On October 14, 1981, as the queen got out of her Rolls Royce in Otago on New Zealand’s South Island, Christopher Lewis tried to shoot her from the fifth floor of a nearby building using a stolen rifle, Hamish McNeilly reported on the website Stuff.
He missed. Police first explained away the sound of the shot by telling the media that a council sign had fallen over. They later said it could have been someone setting off firecrackers nearby.
They only discovered Lewis by chance while looking for witnesses to an unrelated armed robbery, the report said.
The teen, who had been expelled from several schools, styled himself the leader of his own guerrilla army with some friends, and pledged to become New Zealand’s greatest criminal, was interviewed eight times over 13 days on suspicion of having tried to assassinate the queen, according to police records, but an initial charge of treason was downgraded to possessing, and discharging, an illegal weapon in a public place.
Lewis was sentenced to just three years in prison for those and other charges related to robbery, burglary and arson.
A police annual report from 1981 merely mentioned that “The discharge of a firearm during the visit of Her Majesty the Queen serves to remind us all of the potential risks to royalty, particularly during public walks.”
Quoting transcripts of police interviews obtained under the Official Information Act, McNeilly said Lewis first claimed he had been instructed to “knock off” the queen by The Snowman, an English neo-Nazi activist whom he had wanted to impress. Lewis later said that The Snowman was a figment of his own imagination.

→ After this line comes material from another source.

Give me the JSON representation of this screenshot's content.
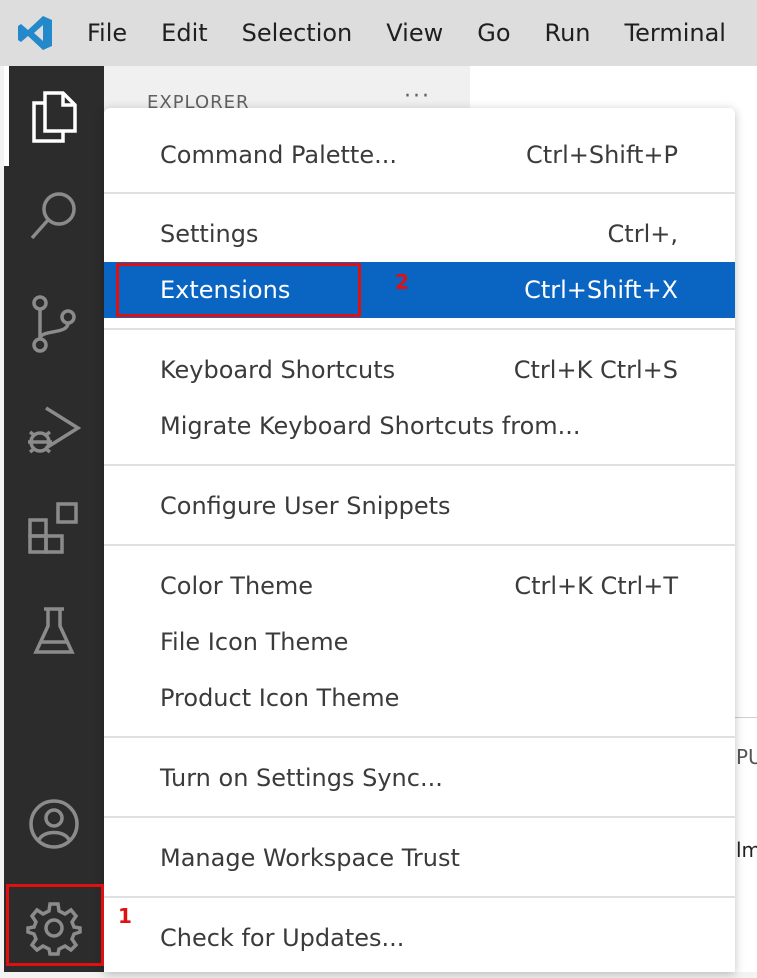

A former police officer from Dunedin, Tom Lewis, who was initially assigned to the case, detailed what he claimed to have been a massive cover-up in a 1998 book titled “Coverups and Copouts.”
He told Stuff, “You will never get a true file on that, it was reactivated, regurgitated, bits pulled off it, other false bits put on it… they were in damage control so many times.” He claimed the cover-up instruction came from then prime minister Robert Muldoon.

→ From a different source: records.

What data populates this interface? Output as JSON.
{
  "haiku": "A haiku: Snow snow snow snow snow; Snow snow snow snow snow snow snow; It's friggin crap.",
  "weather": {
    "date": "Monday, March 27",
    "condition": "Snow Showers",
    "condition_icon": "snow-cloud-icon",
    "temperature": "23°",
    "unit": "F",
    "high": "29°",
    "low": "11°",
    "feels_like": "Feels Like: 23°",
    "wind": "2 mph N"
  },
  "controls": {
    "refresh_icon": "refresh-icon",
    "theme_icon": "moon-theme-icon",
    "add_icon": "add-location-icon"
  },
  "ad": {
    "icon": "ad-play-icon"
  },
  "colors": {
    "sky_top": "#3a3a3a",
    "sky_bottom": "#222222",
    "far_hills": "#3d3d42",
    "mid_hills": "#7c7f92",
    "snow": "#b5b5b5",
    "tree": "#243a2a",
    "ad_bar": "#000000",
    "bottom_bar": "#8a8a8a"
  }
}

“It was feared New Zealand would never get another royal tour and that police would be the laughingstock of the British press,” Tom Lewis said.
Murray Hanan, a former lawyer for Christopher Lewis, told Stuff that the police were not interested at the time in talking about the attempt to shoot the queen.
“The fact an attempted assassination of the Queen had taken place in New Zealand with a nutcase who later said he was trying to establish a new IRA movement… it was just too politically hot to handle,” he said.
Christopher Lewis, the attempted assassin, said in his memoir, “Last Words,” that senior police officers had threatened him with “a fate worse than death” if he ever talked about the incident or the investigation.
Two years later, in a psychiatric hospital, Lewis planned another attack, this time on Prince Charles, who was touring New Zealand with his wife at the time, Princess Diana, and the young Prince William. He tried to overpower a guard to escape.
He spent most of his life in and out of prison.
In 1995, when the queen was due to visit again for Commonwealth Heads of Government talks, police sent Lewis — then living in freedom with a girlfriend — to Great Barrier Island, at the northern tip of North Island, for a vacation to get him as far away as possible from the visit, providing the couple with free accommodation, daily spending money and a vehicle.
At the age of 33, Lewis killed himself in another prison cell after being accused — falsely, he claimed — of murdering a young mother and kidnapping her child.